Josapar group, the leading packer and distributor of rice in Latin America, which is based in the Brazilian southern state of Rio Grande do Sul, is increasing sales of rice to the Arab market. The group started selling to Saudi Arabia, the United Arab Emirates and Algeria.
They were already exported rice brand Tio João to Lebanon and Palestine since 2004, and the company is now negotiating with an importer from Jordan.
"Those are countries with very high consumption rates, and in which the quality of Brazilian rice is becoming known. In spite of proximity to Thailand and Vietnam, many sales opportunities arise," says Luciano Targa Ferreira, a sales and export director with Josapar.
"We intend to develop the Arab market further. Consumers are aware of opportunities to buy a differentiated product.
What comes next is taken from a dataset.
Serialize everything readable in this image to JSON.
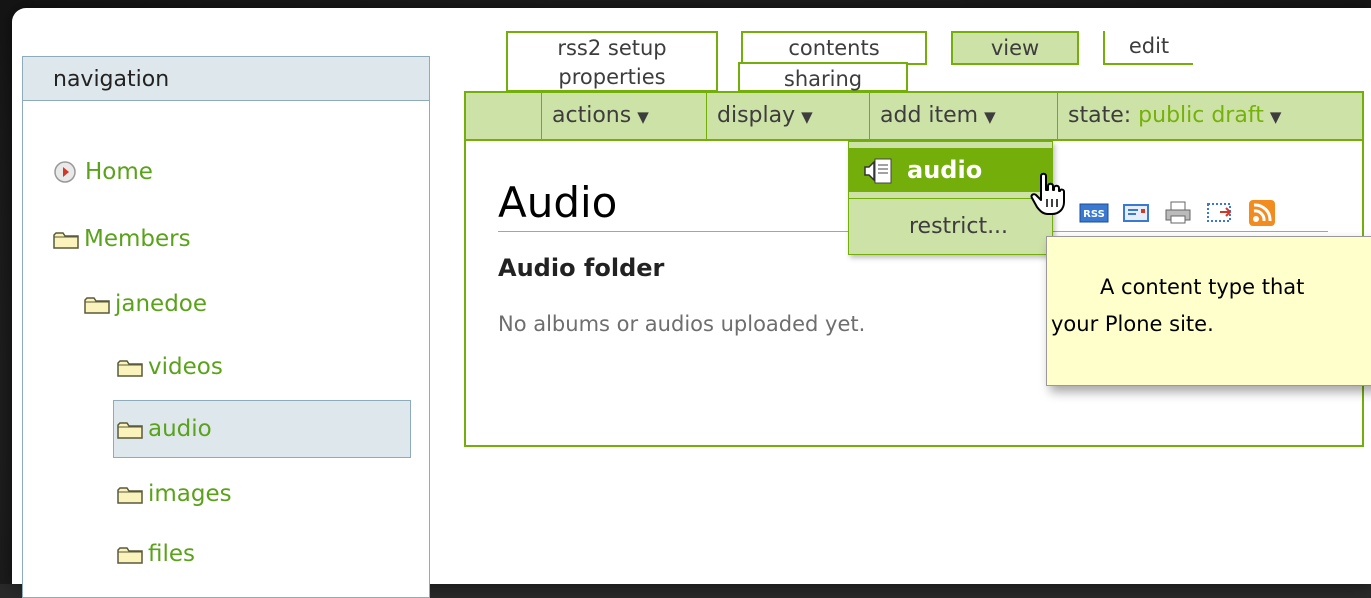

We participated in a trade show in Dubai (Gulfood) in February, and the receptiveness was great," he stated.
"Presently, Brazil is the leading rice producing and consuming country in the Western world, and Josapar is proud of contributing to it," he adds. According to him, the variety of the Brazilian grain is a strong differential. Furthermore, the long thin rice, which is the variety that bears the most resemblance to the rice produced in other parts of the world, has more volume, looks better and is less sticky when cooked.
"Brazilian rice does not stick together after it is cooked. The aspect and color are also better, because our seeds are developed by the Brazilian Agricultural Research Corporation (Embrapa)," explains the director.
Brazil was never a large rice exporting country. The country consumes 14 million tons per year and produces approximately 12.5 million tons, so it ends up importing around 1 million tons from neighboring Argentina and Uruguay. "Exporting rice from Brazil requires lots of market development," says Ferreira.
Last year, for example, the world was faced with a strong scarcity of rice that led prices to rocket. "It went from US$ 400 to US$ 1,000 from March to May, and that created space for Brazilian rice," he explains.
"Exporting is good because it regularizes the market and creates alternatives for selling. Constant exporting demands investment in the development of partnerships and differentiated packaging, so as to attract the attention of consumers, as well as very high quality in order to win the loyalty of clients," he asserts.
Founded in 1933 in the city of Pelotas, in the state of Rio Grande do Sul, the Josapar group has its flagship in rice brand Tio João, which has been the market leader in Brazil for 30 years now. The Josapar group produces 35,000 tons of rice per month. Foreign sales account for 3% to 4% or production and go to more than 20 different countries. The largest markets are Angola, the United States, the Caribbean and Europe.